This exercise needs all of the entries set down again, exactly as they read.

★ ★ ★ ★ ★ ★ ★

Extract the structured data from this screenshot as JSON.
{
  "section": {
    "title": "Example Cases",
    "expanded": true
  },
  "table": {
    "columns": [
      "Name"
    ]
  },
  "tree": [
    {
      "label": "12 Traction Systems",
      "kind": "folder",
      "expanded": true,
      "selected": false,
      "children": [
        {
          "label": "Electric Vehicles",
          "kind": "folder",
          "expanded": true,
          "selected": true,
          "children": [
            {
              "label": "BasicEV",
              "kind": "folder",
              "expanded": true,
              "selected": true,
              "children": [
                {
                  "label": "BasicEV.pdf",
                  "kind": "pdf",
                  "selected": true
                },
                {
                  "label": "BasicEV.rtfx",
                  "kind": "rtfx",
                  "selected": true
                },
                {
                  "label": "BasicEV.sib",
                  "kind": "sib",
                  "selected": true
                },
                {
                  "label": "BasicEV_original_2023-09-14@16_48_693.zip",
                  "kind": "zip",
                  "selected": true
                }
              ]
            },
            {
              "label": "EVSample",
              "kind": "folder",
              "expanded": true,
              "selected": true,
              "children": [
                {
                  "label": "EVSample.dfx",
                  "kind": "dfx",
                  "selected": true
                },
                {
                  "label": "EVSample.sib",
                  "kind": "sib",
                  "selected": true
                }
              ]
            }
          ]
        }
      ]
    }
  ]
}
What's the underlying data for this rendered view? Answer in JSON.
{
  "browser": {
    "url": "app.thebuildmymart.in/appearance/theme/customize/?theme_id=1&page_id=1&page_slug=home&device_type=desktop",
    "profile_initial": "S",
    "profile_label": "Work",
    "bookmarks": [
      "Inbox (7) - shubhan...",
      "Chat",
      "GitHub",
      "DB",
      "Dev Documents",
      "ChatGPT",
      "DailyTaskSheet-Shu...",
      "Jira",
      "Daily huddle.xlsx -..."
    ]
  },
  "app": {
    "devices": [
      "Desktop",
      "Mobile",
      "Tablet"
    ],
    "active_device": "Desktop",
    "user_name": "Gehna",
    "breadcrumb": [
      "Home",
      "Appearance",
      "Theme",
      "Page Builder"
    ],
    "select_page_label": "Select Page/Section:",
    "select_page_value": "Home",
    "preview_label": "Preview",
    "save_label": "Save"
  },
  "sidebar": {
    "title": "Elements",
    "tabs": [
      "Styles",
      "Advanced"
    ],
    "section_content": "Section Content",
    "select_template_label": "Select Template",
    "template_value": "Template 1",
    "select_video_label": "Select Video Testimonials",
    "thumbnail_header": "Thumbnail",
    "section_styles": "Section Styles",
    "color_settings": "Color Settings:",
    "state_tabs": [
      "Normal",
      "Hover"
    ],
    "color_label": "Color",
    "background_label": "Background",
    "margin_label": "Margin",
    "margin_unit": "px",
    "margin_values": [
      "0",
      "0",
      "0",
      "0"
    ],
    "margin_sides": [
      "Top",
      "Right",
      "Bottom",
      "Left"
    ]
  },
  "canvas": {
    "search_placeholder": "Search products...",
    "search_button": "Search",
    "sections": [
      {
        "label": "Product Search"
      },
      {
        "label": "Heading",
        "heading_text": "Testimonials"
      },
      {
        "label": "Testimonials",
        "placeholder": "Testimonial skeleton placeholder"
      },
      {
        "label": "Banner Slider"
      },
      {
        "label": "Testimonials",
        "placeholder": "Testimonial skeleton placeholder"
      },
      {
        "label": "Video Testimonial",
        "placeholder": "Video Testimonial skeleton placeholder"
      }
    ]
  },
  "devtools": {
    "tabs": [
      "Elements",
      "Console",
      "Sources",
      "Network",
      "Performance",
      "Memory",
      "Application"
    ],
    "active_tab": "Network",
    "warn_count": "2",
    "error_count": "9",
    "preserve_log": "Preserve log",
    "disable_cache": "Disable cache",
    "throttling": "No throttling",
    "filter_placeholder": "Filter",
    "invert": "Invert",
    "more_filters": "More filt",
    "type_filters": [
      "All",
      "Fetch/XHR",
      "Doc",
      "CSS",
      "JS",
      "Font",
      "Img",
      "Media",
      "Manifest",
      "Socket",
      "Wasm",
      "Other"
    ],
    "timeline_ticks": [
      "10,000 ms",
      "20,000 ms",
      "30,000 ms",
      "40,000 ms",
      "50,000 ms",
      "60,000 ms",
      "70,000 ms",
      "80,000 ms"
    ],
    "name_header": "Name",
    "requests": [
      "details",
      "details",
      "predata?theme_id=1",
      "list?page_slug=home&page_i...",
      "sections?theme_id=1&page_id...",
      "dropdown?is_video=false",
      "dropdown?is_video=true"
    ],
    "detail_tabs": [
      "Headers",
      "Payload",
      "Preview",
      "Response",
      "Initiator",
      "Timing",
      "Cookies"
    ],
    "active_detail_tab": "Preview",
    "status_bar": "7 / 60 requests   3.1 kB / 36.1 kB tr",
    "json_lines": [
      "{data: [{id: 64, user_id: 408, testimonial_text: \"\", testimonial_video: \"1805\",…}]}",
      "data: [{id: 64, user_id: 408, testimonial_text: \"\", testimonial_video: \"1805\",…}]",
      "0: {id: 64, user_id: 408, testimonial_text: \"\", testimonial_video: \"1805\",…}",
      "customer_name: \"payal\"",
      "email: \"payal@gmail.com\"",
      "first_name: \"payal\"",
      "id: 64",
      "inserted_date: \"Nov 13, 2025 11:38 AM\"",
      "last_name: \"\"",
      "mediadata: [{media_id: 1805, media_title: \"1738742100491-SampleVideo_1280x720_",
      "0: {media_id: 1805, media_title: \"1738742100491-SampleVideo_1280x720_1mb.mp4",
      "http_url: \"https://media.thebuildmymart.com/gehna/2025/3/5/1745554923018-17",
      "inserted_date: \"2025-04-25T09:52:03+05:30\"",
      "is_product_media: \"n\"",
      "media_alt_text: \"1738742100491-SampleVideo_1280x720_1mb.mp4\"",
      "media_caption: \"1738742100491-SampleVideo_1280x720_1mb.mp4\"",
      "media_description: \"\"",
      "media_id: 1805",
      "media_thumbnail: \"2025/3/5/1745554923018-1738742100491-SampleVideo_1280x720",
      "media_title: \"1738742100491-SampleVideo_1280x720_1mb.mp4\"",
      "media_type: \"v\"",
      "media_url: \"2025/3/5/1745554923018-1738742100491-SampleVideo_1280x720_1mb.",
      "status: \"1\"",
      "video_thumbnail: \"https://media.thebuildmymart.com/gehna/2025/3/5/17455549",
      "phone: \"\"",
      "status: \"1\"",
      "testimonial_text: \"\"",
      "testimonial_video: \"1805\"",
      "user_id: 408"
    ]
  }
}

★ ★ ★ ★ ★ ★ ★

# OUTPUT FOR THIS EXERCISE:
Extract the structured data from this screenshot as JSON.
{
  "section": {
    "title": "Example Cases",
    "expanded": true
  },
  "table": {
    "columns": [
      "Name"
    ]
  },
  "tree": [
    {
      "label": "12 Traction Systems",
      "kind": "folder",
      "expanded": true,
      "selected": false,
      "children": [
        {
          "label": "Electric Vehicles",
          "kind": "folder",
          "expanded": true,
          "selected": true,
          "children": [
            {
              "label": "BasicEV",
              "kind": "folder",
              "expanded": true,
              "selected": true,
              "children": [
                {
                  "label": "BasicEV.pdf",
                  "kind": "pdf",
                  "selected": true
                },
                {
                  "label": "BasicEV.rtfx",
                  "kind": "rtfx",
                  "selected": true
                },
                {
                  "label": "BasicEV.sib",
                  "kind": "sib",
                  "selected": true
                },
                {
                  "label": "BasicEV_original_2023-09-14@16_48_693.zip",
                  "kind": "zip",
                  "selected": true
                }
              ]
            },
            {
              "label": "EVSample",
              "kind": "folder",
              "expanded": true,
              "selected": true,
              "children": [
                {
                  "label": "EVSample.dfx",
                  "kind": "dfx",
                  "selected": true
                },
                {
                  "label": "EVSample.sib",
                  "kind": "sib",
                  "selected": true
                }
              ]
            }
          ]
        }
      ]
    }
  ]
}
What's the underlying data for this rendered view? Answer in JSON.
{
  "browser": {
    "url": "app.thebuildmymart.in/appearance/theme/customize/?theme_id=1&page_id=1&page_slug=home&device_type=desktop",
    "profile_initial": "S",
    "profile_label": "Work",
    "bookmarks": [
      "Inbox (7) - shubhan...",
      "Chat",
      "GitHub",
      "DB",
      "Dev Documents",
      "ChatGPT",
      "DailyTaskSheet-Shu...",
      "Jira",
      "Daily huddle.xlsx -..."
    ]
  },
  "app": {
    "devices": [
      "Desktop",
      "Mobile",
      "Tablet"
    ],
    "active_device": "Desktop",
    "user_name": "Gehna",
    "breadcrumb": [
      "Home",
      "Appearance",
      "Theme",
      "Page Builder"
    ],
    "select_page_label": "Select Page/Section:",
    "select_page_value": "Home",
    "preview_label": "Preview",
    "save_label": "Save"
  },
  "sidebar": {
    "title": "Elements",
    "tabs": [
      "Styles",
      "Advanced"
    ],
    "section_content": "Section Content",
    "select_template_label": "Select Template",
    "template_value": "Template 1",
    "select_video_label": "Select Video Testimonials",
    "thumbnail_header": "Thumbnail",
    "section_styles": "Section Styles",
    "color_settings": "Color Settings:",
    "state_tabs": [
      "Normal",
      "Hover"
    ],
    "color_label": "Color",
    "background_label": "Background",
    "margin_label": "Margin",
    "margin_unit": "px",
    "margin_values": [
      "0",
      "0",
      "0",
      "0"
    ],
    "margin_sides": [
      "Top",
      "Right",
      "Bottom",
      "Left"
    ]
  },
  "canvas": {
    "search_placeholder": "Search products...",
    "search_button": "Search",
    "sections": [
      {
        "label": "Product Search"
      },
      {
        "label": "Heading",
        "heading_text": "Testimonials"
      },
      {
        "label": "Testimonials",
        "placeholder": "Testimonial skeleton placeholder"
      },
      {
        "label": "Banner Slider"
      },
      {
        "label": "Testimonials",
        "placeholder": "Testimonial skeleton placeholder"
      },
      {
        "label": "Video Testimonial",
        "placeholder": "Video Testimonial skeleton placeholder"
      }
    ]
  },
  "devtools": {
    "tabs": [
      "Elements",
      "Console",
      "Sources",
      "Network",
      "Performance",
      "Memory",
      "Application"
    ],
    "active_tab": "Network",
    "warn_count": "2",
    "error_count": "9",
    "preserve_log": "Preserve log",
    "disable_cache": "Disable cache",
    "throttling": "No throttling",
    "filter_placeholder": "Filter",
    "invert": "Invert",
    "more_filters": "More filt",
    "type_filters": [
      "All",
      "Fetch/XHR",
      "Doc",
      "CSS",
      "JS",
      "Font",
      "Img",
      "Media",
      "Manifest",
      "Socket",
      "Wasm",
      "Other"
    ],
    "timeline_ticks": [
      "10,000 ms",
      "20,000 ms",
      "30,000 ms",
      "40,000 ms",
      "50,000 ms",
      "60,000 ms",
      "70,000 ms",
      "80,000 ms"
    ],
    "name_header": "Name",
    "requests": [
      "details",
      "details",
      "predata?theme_id=1",
      "list?page_slug=home&page_i...",
      "sections?theme_id=1&page_id...",
      "dropdown?is_video=false",
      "dropdown?is_video=true"
    ],
    "detail_tabs": [
      "Headers",
      "Payload",
      "Preview",
      "Response",
      "Initiator",
      "Timing",
      "Cookies"
    ],
    "active_detail_tab": "Preview",
    "status_bar": "7 / 60 requests   3.1 kB / 36.1 kB tr",
    "json_lines": [
      "{data: [{id: 64, user_id: 408, testimonial_text: \"\", testimonial_video: \"1805\",…}]}",
      "data: [{id: 64, user_id: 408, testimonial_text: \"\", testimonial_video: \"1805\",…}]",
      "0: {id: 64, user_id: 408, testimonial_text: \"\", testimonial_video: \"1805\",…}",
      "customer_name: \"payal\"",
      "email: \"payal@gmail.com\"",
      "first_name: \"payal\"",
      "id: 64",
      "inserted_date: \"Nov 13, 2025 11:38 AM\"",
      "last_name: \"\"",
      "mediadata: [{media_id: 1805, media_title: \"1738742100491-SampleVideo_1280x720_",
      "0: {media_id: 1805, media_title: \"1738742100491-SampleVideo_1280x720_1mb.mp4",
      "http_url: \"https://media.thebuildmymart.com/gehna/2025/3/5/1745554923018-17",
      "inserted_date: \"2025-04-25T09:52:03+05:30\"",
      "is_product_media: \"n\"",
      "media_alt_text: \"1738742100491-SampleVideo_1280x720_1mb.mp4\"",
      "media_caption: \"1738742100491-SampleVideo_1280x720_1mb.mp4\"",
      "media_description: \"\"",
      "media_id: 1805",
      "media_thumbnail: \"2025/3/5/1745554923018-1738742100491-SampleVideo_1280x720",
      "media_title: \"1738742100491-SampleVideo_1280x720_1mb.mp4\"",
      "media_type: \"v\"",
      "media_url: \"2025/3/5/1745554923018-1738742100491-SampleVideo_1280x720_1mb.",
      "status: \"1\"",
      "video_thumbnail: \"https://media.thebuildmymart.com/gehna/2025/3/5/17455549",
      "phone: \"\"",
      "status: \"1\"",
      "testimonial_text: \"\"",
      "testimonial_video: \"1805\"",
      "user_id: 408"
    ]
  }
}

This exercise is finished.